According to an exhaustive, three-year study conducted by The National Center on Addiction and Substance Abuse, individuals with an eating disorder are considered five times more likely to have substance abuse issues than the general population. At the same time, those abusing drugs or alcohol are 11 times more likely to have an eating disorder.
Despite markedly different characteristics, eating disorders and substance abuse share a complex agenda with one common human requirement – the need to break away from a particular feeling or emotion.
To some of our clients, the relationship is clear and palpable. Just talk to someone who’s experienced both:
Meet Theresa A (we are masking her real name), a 43 year-old, divorced mom with a 19-year history of alcohol abuse, coupled with a 22-year history of binge eating disorder. She’s now three months sober and currently undergoing inpatient eating disorder treatment for the seventh time.
When asked if she believed there might be any connections between eating disorders and substance abuse, her eyes suddenly widened with a quizzical look (as if I were joking). “Are you serious?! Of course there are connections!”
Me: “Can you be more specific? “How can you be so sure they might be related?”
Theresa A: “My ED behaviors allow me to numb my feelings – sometimes it’s just about a need to escape the way I’m feeling about myself or the way I look. Alcohol was different, but also allowed me the ability to break away from the feeling of being trapped. Whenever I would stop drinking – for any noticeable period of time – my eating disorder behaviors would go through the roof!”
Theresa’s response is similar to many others I’ve heard. I cannot be more convinced the connection between eating disorders and substance abuse is very real – and much stronger than most realize.
Despite this, many with these co-occurring conditions don’t know where to turn, or realize help is available. This is often driven by a few things:
- Lack of education & awareness: When someone first develops an eating disorder or substance abuse issue, they may not have adequate knowledge regarding the best ways to seek / receive help. They’ll often search for information online, where they are probably met with mixed messages and even more confusion and fear. They may also feel apprehensive and tend to avoid talking to family, friends and especially appropriate healthcare providers.
- Stigma by association: Having an eating disorder can involve a lot of shame and embarrassment. The stigma exponentially intensifies when substance abuse is also involved. Being viewed in the same light as someone with substance abuse can conjure up lots of harsh and stereotypical images. Some may view it as insulting despite a consensus among professionals which reminds us that nobody chooses to develop a disorder with eating or substance use.
- Lack of specialized care/treatment: Many traditional substance abuse programs are not adequately equipped or trained to identify signs or symptoms of an eating disorder, much less how to treat it. The same can be said for some eating disorder programs whose treatment plans don’t address co-occurring substance abuse issues. Fortunately, that’s changing with more specialized programs.

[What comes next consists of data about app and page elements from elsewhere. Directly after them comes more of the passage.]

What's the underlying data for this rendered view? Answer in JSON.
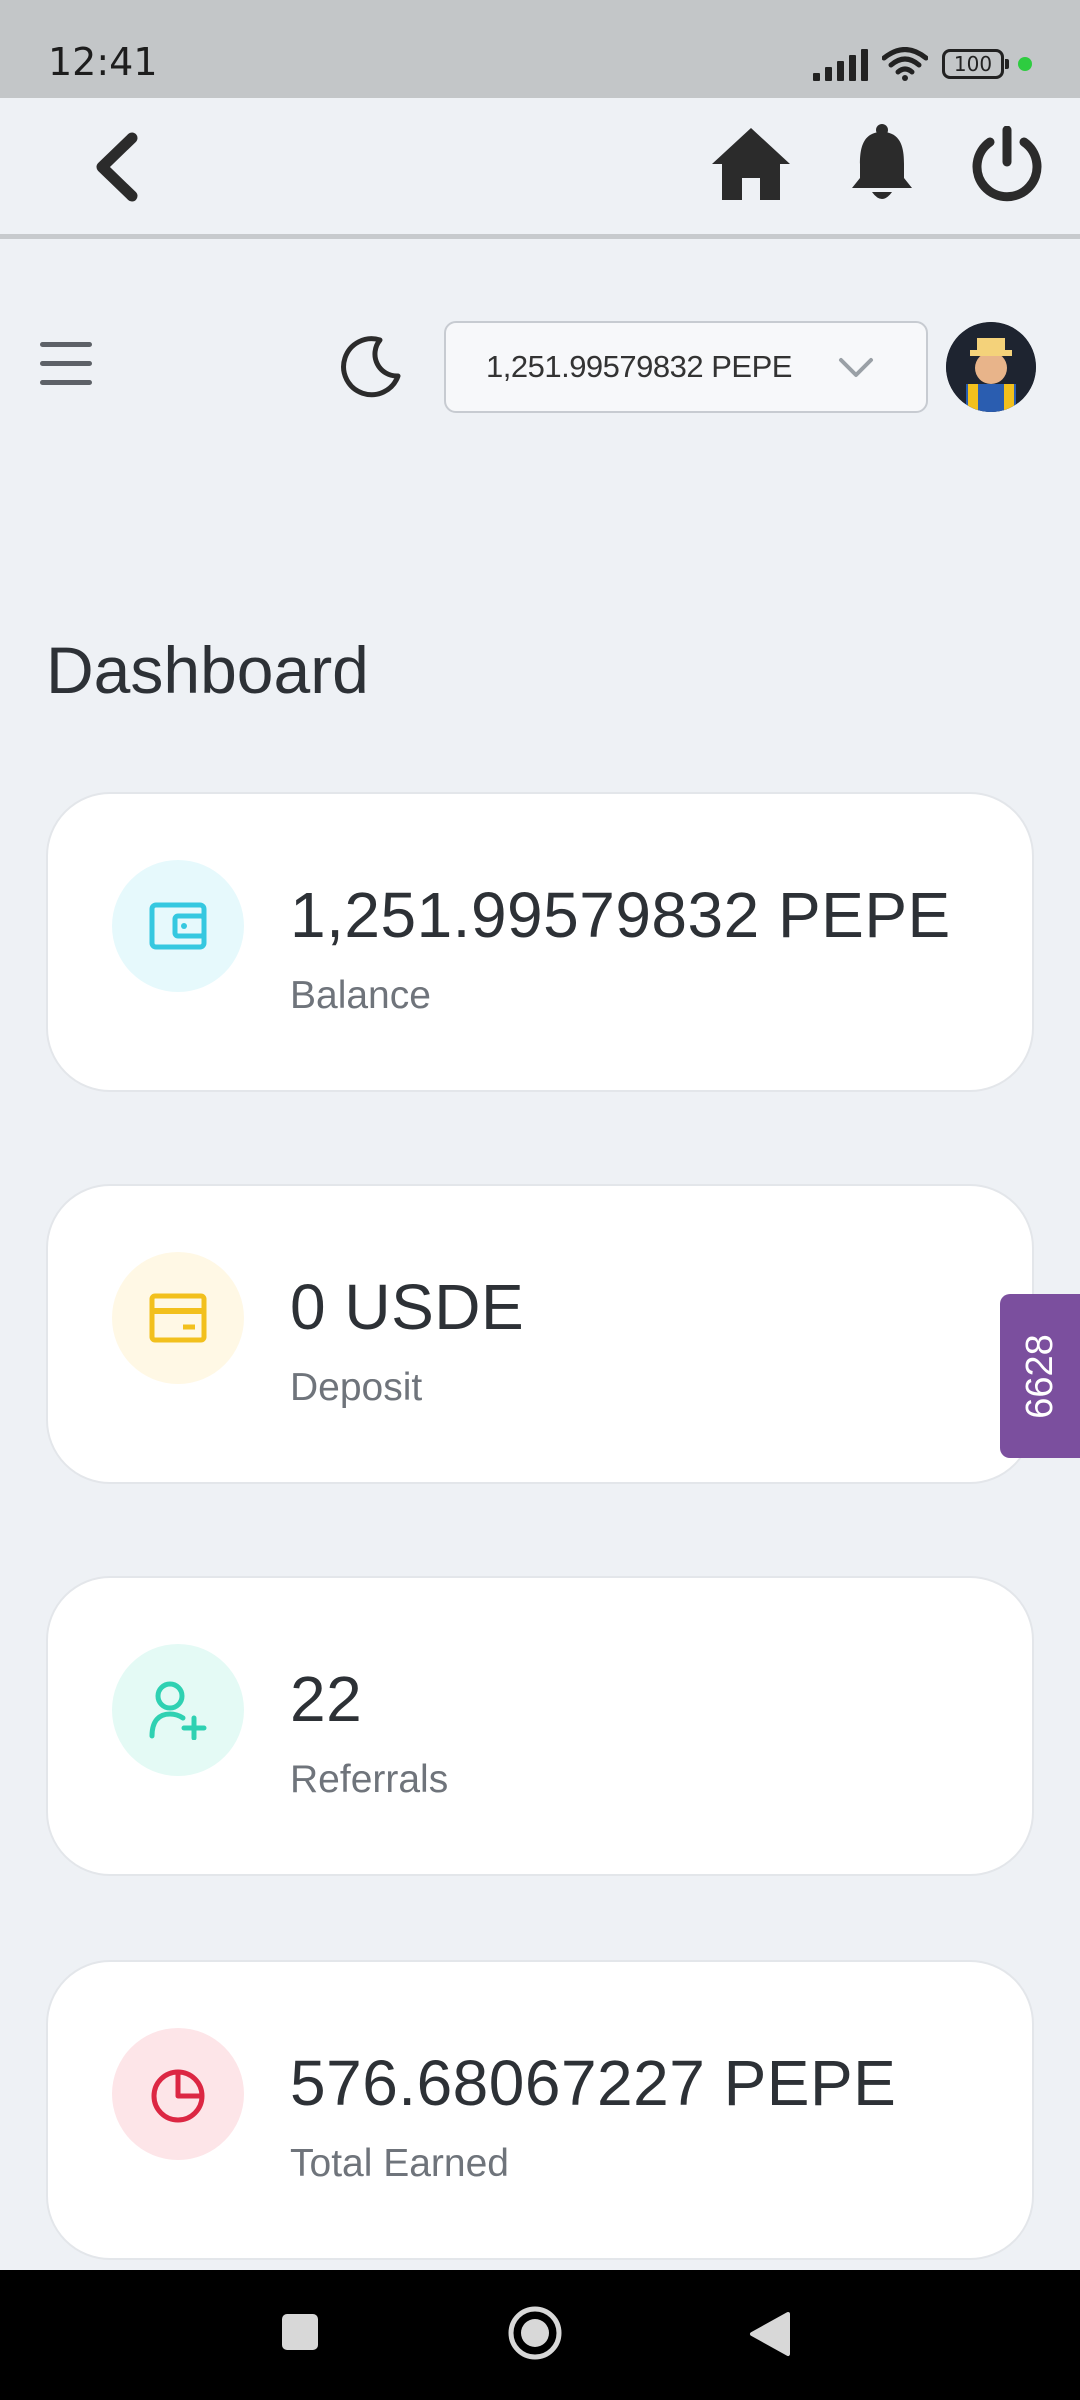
{
  "status_bar": {
    "time": "12:41",
    "battery": "100"
  },
  "app_bar": {
    "icons": [
      "back-arrow-icon",
      "home-icon",
      "bell-icon",
      "power-icon"
    ]
  },
  "header": {
    "currency_selected": "1,251.99579832 PEPE"
  },
  "page_title": "Dashboard",
  "cards": [
    {
      "value": "1,251.99579832 PEPE",
      "label": "Balance",
      "icon": "wallet-icon",
      "icon_color": "#35c8e0",
      "icon_bg": "#e6f9fc"
    },
    {
      "value": "0 USDE",
      "label": "Deposit",
      "icon": "card-icon",
      "icon_color": "#f2c01d",
      "icon_bg": "#fff8e5"
    },
    {
      "value": "22",
      "label": "Referrals",
      "icon": "user-add-icon",
      "icon_color": "#2fd1b2",
      "icon_bg": "#e4faf5"
    },
    {
      "value": "576.68067227 PEPE",
      "label": "Total Earned",
      "icon": "pie-chart-icon",
      "icon_color": "#dc2743",
      "icon_bg": "#fde5e8"
    }
  ],
  "side_tab": {
    "label": "6628",
    "color": "#7b4f9e"
  },
  "system_nav": [
    "recents-button",
    "home-button",
    "back-button"
  ]
}
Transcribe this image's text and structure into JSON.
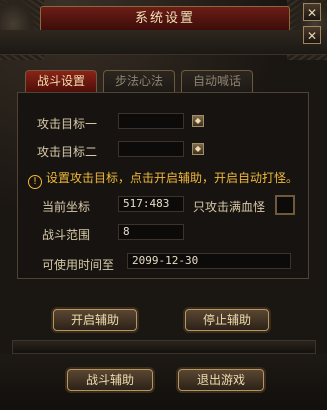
{
  "window": {
    "title": "系统设置",
    "close_glyph": "✕"
  },
  "tabs": [
    {
      "label": "战斗设置",
      "active": true
    },
    {
      "label": "步法心法",
      "active": false
    },
    {
      "label": "自动喊话",
      "active": false
    }
  ],
  "form": {
    "target1_label": "攻击目标一",
    "target1_value": "",
    "target2_label": "攻击目标二",
    "target2_value": "",
    "notice": "设置攻击目标，点击开启辅助，开启自动打怪。",
    "coord_label": "当前坐标",
    "coord_value": "517:483",
    "full_hp_label": "只攻击满血怪",
    "range_label": "战斗范围",
    "range_value": "8",
    "expire_label": "可使用时间至",
    "expire_value": "2099-12-30"
  },
  "buttons": {
    "start_assist": "开启辅助",
    "stop_assist": "停止辅助",
    "battle_assist": "战斗辅助",
    "exit_game": "退出游戏"
  },
  "colors": {
    "accent_red": "#8a2418",
    "notice_yellow": "#f0b93a",
    "gold_border": "#b8965f"
  }
}
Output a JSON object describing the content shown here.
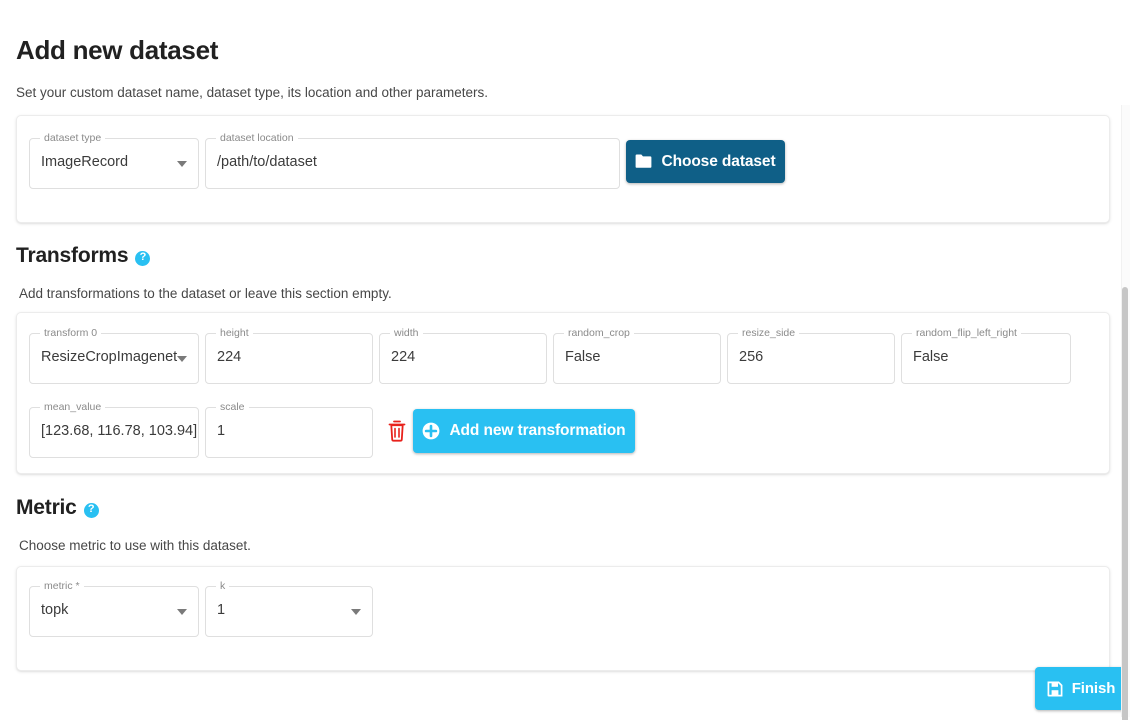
{
  "header": {
    "title": "Add new dataset",
    "subtitle": "Set your custom dataset name, dataset type, its location and other parameters."
  },
  "dataset_section": {
    "fields": [
      {
        "label": "dataset type",
        "value": "ImageRecord",
        "type": "select"
      },
      {
        "label": "dataset location",
        "value": "/path/to/dataset",
        "type": "text"
      }
    ],
    "choose_button": {
      "label": "Choose dataset",
      "icon": "folder-icon",
      "color": "#0f5f87"
    }
  },
  "transforms_section": {
    "heading": "Transforms",
    "help_icon": "help-circle-icon",
    "description": "Add transformations to the dataset or leave this section empty.",
    "fields": [
      {
        "label": "transform 0",
        "value": "ResizeCropImagenet",
        "type": "select"
      },
      {
        "label": "height",
        "value": "224",
        "type": "text"
      },
      {
        "label": "width",
        "value": "224",
        "type": "text"
      },
      {
        "label": "random_crop",
        "value": "False",
        "type": "text"
      },
      {
        "label": "resize_side",
        "value": "256",
        "type": "text"
      },
      {
        "label": "random_flip_left_right",
        "value": "False",
        "type": "text"
      },
      {
        "label": "mean_value",
        "value": "[123.68, 116.78, 103.94]",
        "type": "text"
      },
      {
        "label": "scale",
        "value": "1",
        "type": "text"
      }
    ],
    "delete_icon": "trash-icon",
    "add_button": {
      "label": "Add new transformation",
      "icon": "plus-circle-icon",
      "color": "#29c0f2"
    }
  },
  "metric_section": {
    "heading": "Metric",
    "help_icon": "help-circle-icon",
    "description": "Choose metric to use with this dataset.",
    "fields": [
      {
        "label": "metric *",
        "value": "topk",
        "type": "select"
      },
      {
        "label": "k",
        "value": "1",
        "type": "select"
      }
    ]
  },
  "footer": {
    "finish_button": {
      "label": "Finish",
      "icon": "save-icon",
      "color": "#29c0f2"
    }
  },
  "icons": {
    "help": "?"
  }
}
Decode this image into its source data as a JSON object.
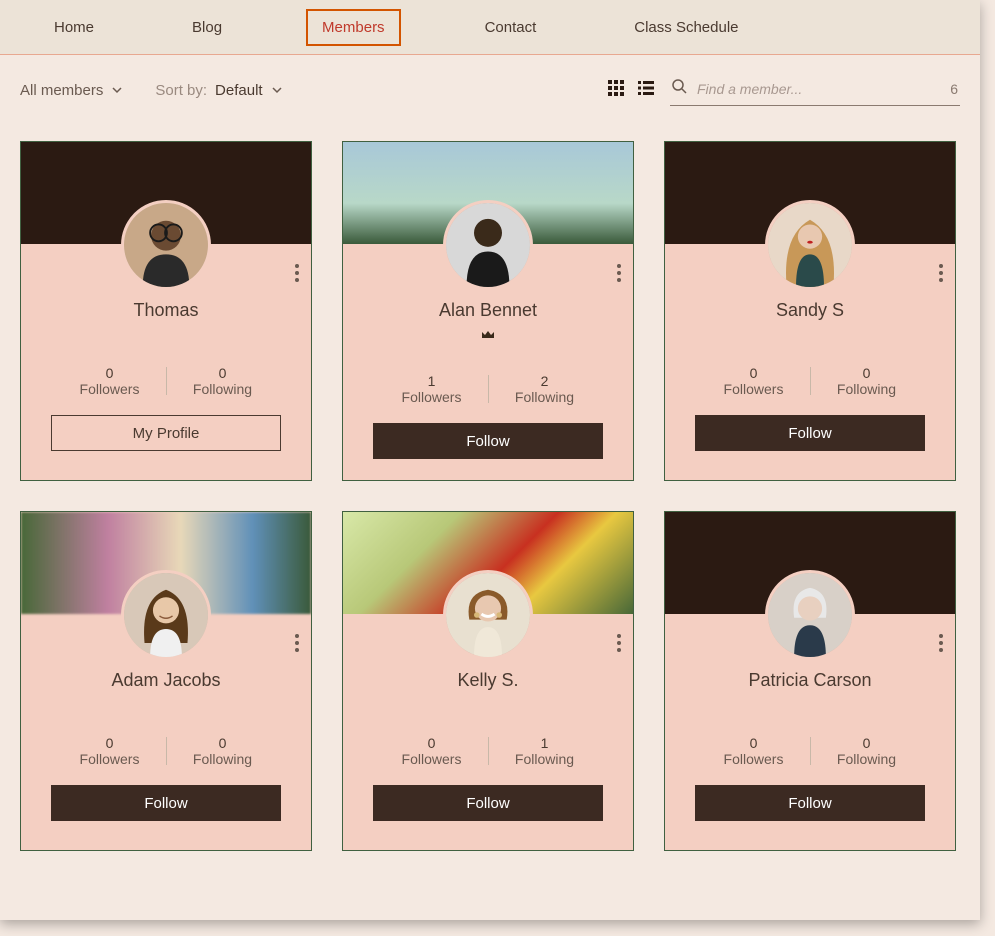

- Fear/Denial: Resistance or denial of a problem is often used as a last line of defense for those not ready to experience the possibility of feeling afraid or hopeless. The good news is that help is available – and often just comes down to taking that first step by making a phone call or sending an email.
Regardless of whether you’re struggling with an eating disorder, substance abuse issues or both, it’s important to understand that recovery is possible.
Many of our clients are proof of that – they’re discovering first-hand that the same tools, interventions and behavioral therapies that treat an eating disorder be equally as effective against their battle with substance abuse. For them, recovery is their greatest and ultimate escape.
Do you know someone currently struggling? We are here to help.
Joseph Dunn, LADC1 is a Massachusetts Licensed Alcohol and Drug Counselor (Level One) with over 20 years of clinical experience in the field of addictions recovery with a degree in Criminal Justice and a Certificate on The Alcoholism/Chemical Dependency Treatment Services Program from the University of Massachusetts – Boston. Mr. Dunn is also a SMART Recovery Facilitator offering group therapy, individual counseling and consultations on substance abuse. In his personal life, he enjoys spending time with family, fishing, ESPN and music therapy.